I almost choked on the spicy drink. “I didn’t.”
“He has no idea I’m here.”
“Dammit, Sloan. I don’t want to piss him off.”
“Don’t worry. He’ll never find out cause he’s on his way to fucking Afghanistan.”
“Yeah, you heard right. He’s on a six-week mission with some old army buddy. Trent hasn’t a clue that I’m helping you play The Rescuers.”
“Is that why you postponed your wedding?”
“Why didn’t you tell him?”
“You asked me not to.”
“I’m surprised you listened.”
“I do know how to keep a secret, although I was severely tempted to break my promise if it meant he’d change his mind about going off on his useless mission.”

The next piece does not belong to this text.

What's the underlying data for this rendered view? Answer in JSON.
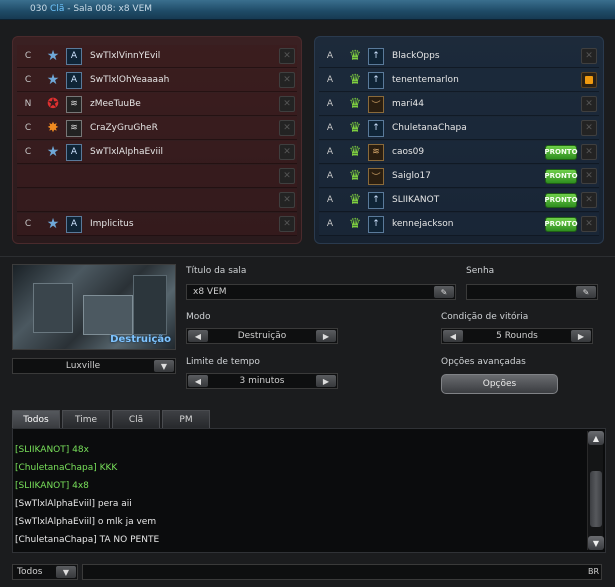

“What in hell are you talking about, Sloan?”
I told him, leaving out the part where Trent talked about re-enlisting. Cole didn’t need to hear that or add his two cents to my personal dilemma. I really hadn’t meant to share anything at all, but he caught me by surprise, and, as usual, I forgot to filter. “Look, it’s just as well that he’s not around. He’d go all ninja on us and take over. Pretty sure you didn’t need the additional stress.”

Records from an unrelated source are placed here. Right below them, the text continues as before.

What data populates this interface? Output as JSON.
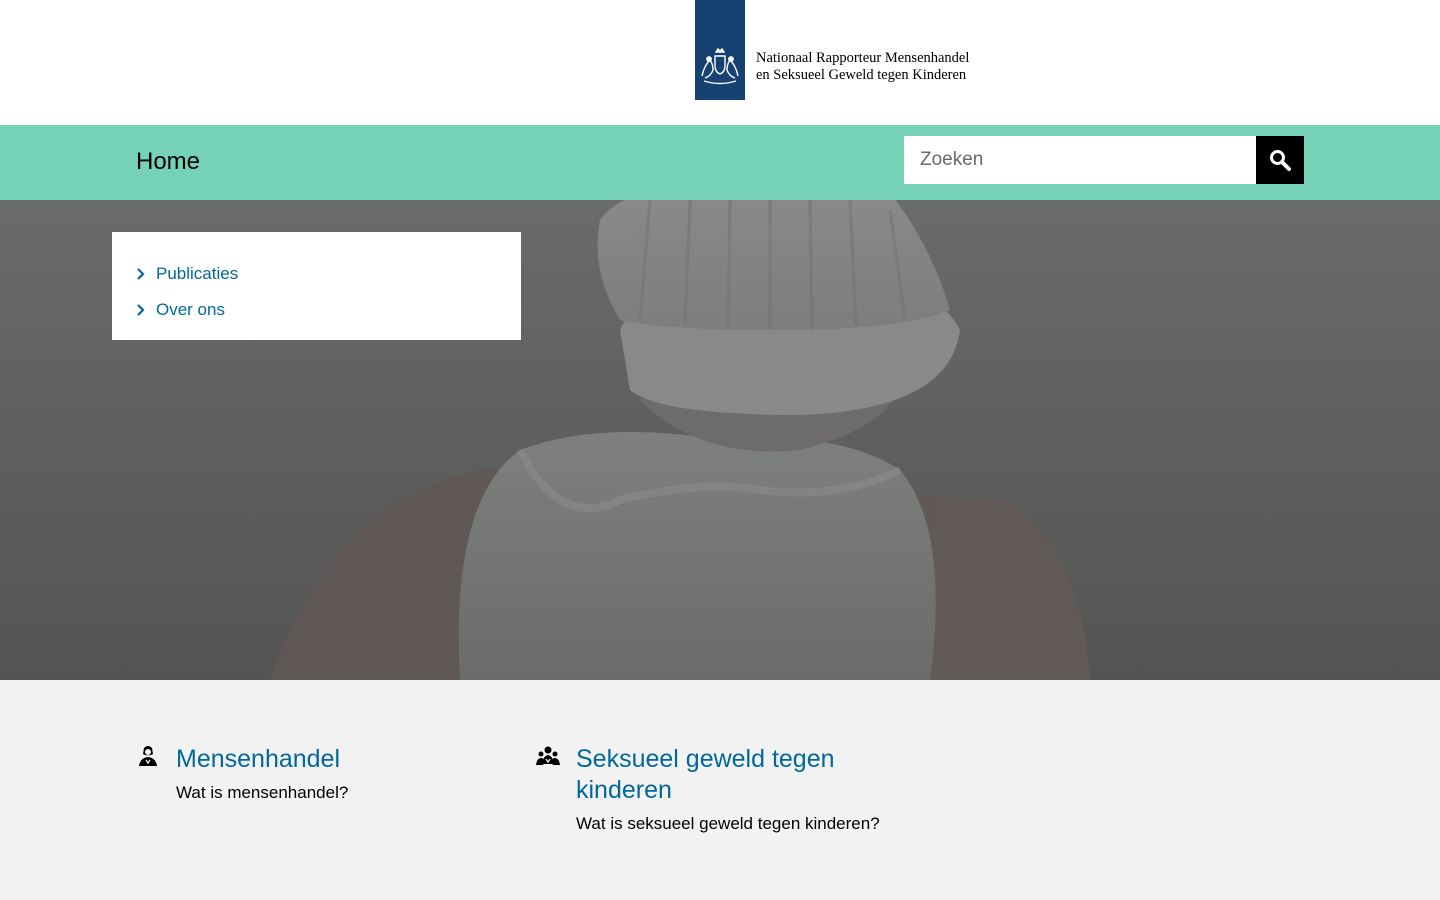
{
  "header": {
    "logo_icon": "royal-coat-of-arms-icon",
    "logo_line1": "Nationaal Rapporteur Mensenhandel",
    "logo_line2": "en Seksueel Geweld tegen Kinderen",
    "brand_color": "#154273"
  },
  "nav": {
    "home_label": "Home",
    "bar_color": "#76d2b6",
    "search_placeholder": "Zoeken",
    "search_icon": "search-icon"
  },
  "hero": {
    "menu_items": [
      {
        "label": "Publicaties",
        "icon": "chevron-right-icon"
      },
      {
        "label": "Over ons",
        "icon": "chevron-right-icon"
      }
    ]
  },
  "topics": [
    {
      "icon": "woman-figure-icon",
      "title": "Mensenhandel",
      "description": "Wat is mensenhandel?"
    },
    {
      "icon": "group-figures-icon",
      "title": "Seksueel geweld tegen kinderen",
      "description": "Wat is seksueel geweld tegen kinderen?"
    }
  ],
  "colors": {
    "link": "#01689b",
    "background": "#f2f2f2"
  }
}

“Thank you for not telling him.”
“Whatever, Cole. Since we’re being so honest, can I ask you something?”
“Why did you break up with Bryce?”

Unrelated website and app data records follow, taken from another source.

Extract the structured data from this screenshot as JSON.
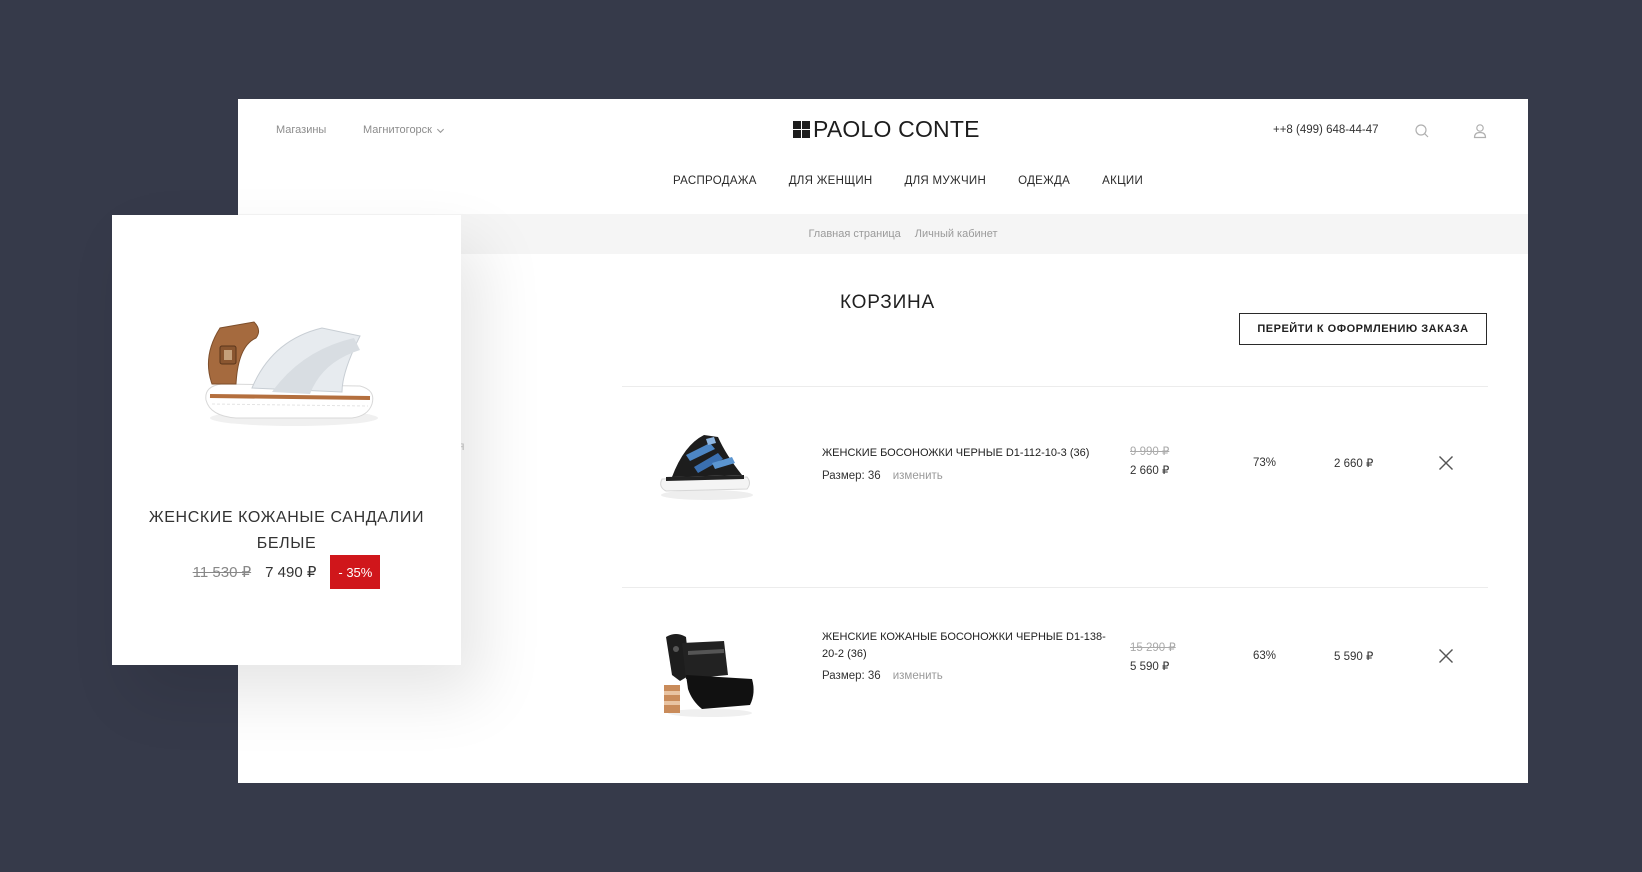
{
  "header": {
    "stores_label": "Магазины",
    "city_label": "Магнитогорск",
    "logo_text": "PAOLO CONTE",
    "phone": "++8 (499) 648-44-47"
  },
  "nav": {
    "items": [
      {
        "label": "РАСПРОДАЖА"
      },
      {
        "label": "ДЛЯ ЖЕНЩИН"
      },
      {
        "label": "ДЛЯ МУЖЧИН"
      },
      {
        "label": "ОДЕЖДА"
      },
      {
        "label": "АКЦИИ"
      }
    ]
  },
  "breadcrumbs": {
    "home": "Главная страница",
    "current": "Личный кабинет"
  },
  "cart": {
    "title": "КОРЗИНА",
    "checkout_label": "ПЕРЕЙТИ К ОФОРМЛЕНИЮ ЗАКАЗА",
    "change_label": "изменить",
    "items": [
      {
        "name": "ЖЕНСКИЕ БОСОНОЖКИ ЧЕРНЫЕ D1-112-10-3 (36)",
        "size": "Размер: 36",
        "old_price": "9 990 ₽",
        "price": "2 660 ₽",
        "discount": "73%",
        "total": "2 660 ₽"
      },
      {
        "name": "ЖЕНСКИЕ КОЖАНЫЕ БОСОНОЖКИ ЧЕРНЫЕ D1-138-20-2 (36)",
        "size": "Размер: 36",
        "old_price": "15 290 ₽",
        "price": "5 590 ₽",
        "discount": "63%",
        "total": "5 590 ₽"
      }
    ]
  },
  "side_text": "я",
  "product_card": {
    "title": "ЖЕНСКИЕ КОЖАНЫЕ САНДАЛИИ БЕЛЫЕ",
    "old_price": "11 530 ₽",
    "price": "7 490 ₽",
    "badge": "- 35%",
    "badge_color": "#d0161b"
  },
  "colors": {
    "background": "#363a4a",
    "text": "#1f1f1f",
    "muted": "#9a9a9a"
  }
}
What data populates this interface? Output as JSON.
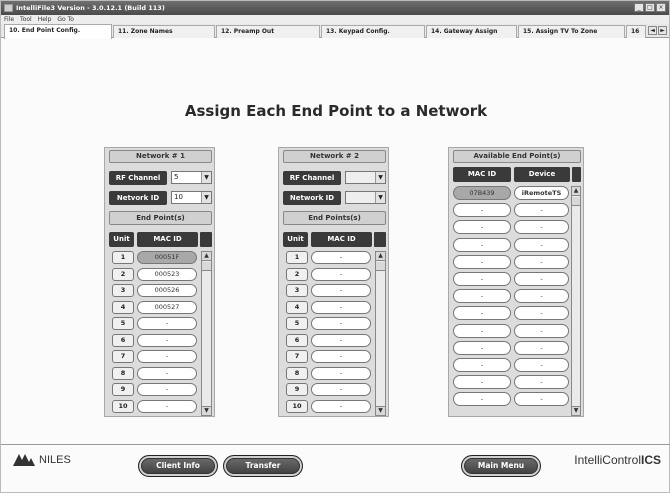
{
  "window": {
    "title": "IntelliFile3 Version - 3.0.12.1 (Build 113)",
    "controls": [
      "_",
      "□",
      "×"
    ]
  },
  "menu": [
    "File",
    "Tool",
    "Help",
    "Go To"
  ],
  "tabs": [
    {
      "label": "10. End Point Config.",
      "active": true
    },
    {
      "label": "11. Zone Names"
    },
    {
      "label": "12. Preamp Out"
    },
    {
      "label": "13. Keypad Config."
    },
    {
      "label": "14. Gateway Assign"
    },
    {
      "label": "15. Assign TV To Zone"
    },
    {
      "label": "16"
    }
  ],
  "tab_arrows": [
    "◄",
    "►"
  ],
  "page_title": "Assign Each End Point to a Network",
  "network1": {
    "title": "Network # 1",
    "rf_label": "RF Channel",
    "rf_value": "5",
    "netid_label": "Netvork ID",
    "netid_value": "10",
    "endpoints_label": "End Point(s)",
    "col_unit": "Unit",
    "col_mac": "MAC ID",
    "rows": [
      {
        "unit": "1",
        "mac": "00051F"
      },
      {
        "unit": "2",
        "mac": "000523"
      },
      {
        "unit": "3",
        "mac": "000526"
      },
      {
        "unit": "4",
        "mac": "000527"
      },
      {
        "unit": "5",
        "mac": "-"
      },
      {
        "unit": "6",
        "mac": "-"
      },
      {
        "unit": "7",
        "mac": "-"
      },
      {
        "unit": "8",
        "mac": "-"
      },
      {
        "unit": "9",
        "mac": "-"
      },
      {
        "unit": "10",
        "mac": "-"
      }
    ]
  },
  "network2": {
    "title": "Network # 2",
    "rf_label": "RF Channel",
    "rf_value": "",
    "netid_label": "Network ID",
    "netid_value": "",
    "endpoints_label": "End Points(s)",
    "col_unit": "Unit",
    "col_mac": "MAC ID",
    "rows": [
      {
        "unit": "1",
        "mac": "-"
      },
      {
        "unit": "2",
        "mac": "-"
      },
      {
        "unit": "3",
        "mac": "-"
      },
      {
        "unit": "4",
        "mac": "-"
      },
      {
        "unit": "5",
        "mac": "-"
      },
      {
        "unit": "6",
        "mac": "-"
      },
      {
        "unit": "7",
        "mac": "-"
      },
      {
        "unit": "8",
        "mac": "-"
      },
      {
        "unit": "9",
        "mac": "-"
      },
      {
        "unit": "10",
        "mac": "-"
      }
    ]
  },
  "available": {
    "title": "Available End Point(s)",
    "col_mac": "MAC ID",
    "col_device": "Device",
    "rows": [
      {
        "mac": "07B439",
        "device": "iRemoteTS"
      },
      {
        "mac": "-",
        "device": "-"
      },
      {
        "mac": "-",
        "device": "-"
      },
      {
        "mac": "-",
        "device": "-"
      },
      {
        "mac": "-",
        "device": "-"
      },
      {
        "mac": "-",
        "device": "-"
      },
      {
        "mac": "-",
        "device": "-"
      },
      {
        "mac": "-",
        "device": "-"
      },
      {
        "mac": "-",
        "device": "-"
      },
      {
        "mac": "-",
        "device": "-"
      },
      {
        "mac": "-",
        "device": "-"
      },
      {
        "mac": "-",
        "device": "-"
      },
      {
        "mac": "-",
        "device": "-"
      }
    ]
  },
  "scroll_arrows": {
    "up": "▲",
    "down": "▼"
  },
  "footer": {
    "logo_text": "NILES",
    "client_info": "Client Info",
    "transfer": "Transfer",
    "main_menu": "Main Menu",
    "brand_light": "IntelliControl",
    "brand_bold": "ICS"
  }
}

His face shuttered again and he was hiding behind that stony mask I’d come to hate. Whenever he put on his Shogun persona I knew there was no chance in hell of changing his mind. “It wasn’t working out.”
“From what I understand, you didn’t give him much of a chance. Was the sex so lousy?”
“It was good, but it wasn’t perfect.”
“Perfect? Come on, Cole. Nobody’s perfect in bed. It takes time to wind your way through the maze of what works and what doesn’t.”
“Not with you,” he said, surprisingly candid. “It was amazing from day one.”
I had no idea how to respond, and didn’t really want to go there. We were both a little vulnerable at the moment, and didn’t need any kind of sexual tension. Hell. No.
I raised my hand to get the attention of the flight attendant.
“Yes, sir?” she asked, giving me a toothy smile that must have been a job requirement.
“What kind of snacks do you have?”
She rattled off some choices and I settled for the fruit and cheese platter. “Bring enough for both us,” I added.
Cole slid his hand over mine. “Thank you,” he whispered.
I’d like to thank my publicist, Joleen, from Parenthetical Author Services for making my beautiful banner and setting up my blog tour. Self-promotion is a daunting business for those of us who rarely stick their noses outside of the writing cave. Having someone do all the leg work is a blessing and gives me more time to concentrate on the creative side of my job. For anyone out there who suffers from my affliction, I’d recommend a publicist to spare you needless anxiety. It’s been a joy to have Joleen in my corner. Here’s her contact info: firstname.lastname@example.org.
Bio: Mickie B. Ashling is the alter-ego of a multifaceted woman raised by a single mother who preferred reading over other forms of entertainment. She found a kindred spirit in her oldest child and encouraged her with a steady supply of dog-eared paperbacks. Romance was the preferred genre, and historical romances topped her favorites list.
By the time Mickie discovered her own talent for writing, real life had intruded, and the business of earning a living and raising four sons took priority. With the advent of e-publishing and the inevitable emptying nest, dreams were resurrected, and the storyteller was reborn.
She stumbled into the world of men who love men in 2002 and continues to draw inspiration from their ongoing struggle to find equality and happiness in this oftentimes skewed and intolerant world. Her award-winning novels have been called “gut wrenching, daring, and thought provoking.” She admits to being an angst queen and making her men work damn hard for their happy endings.
Mickie loves to travel and has lived in the Philippines, Spain, and the Middle East but currently resides in a suburb outside Chicago.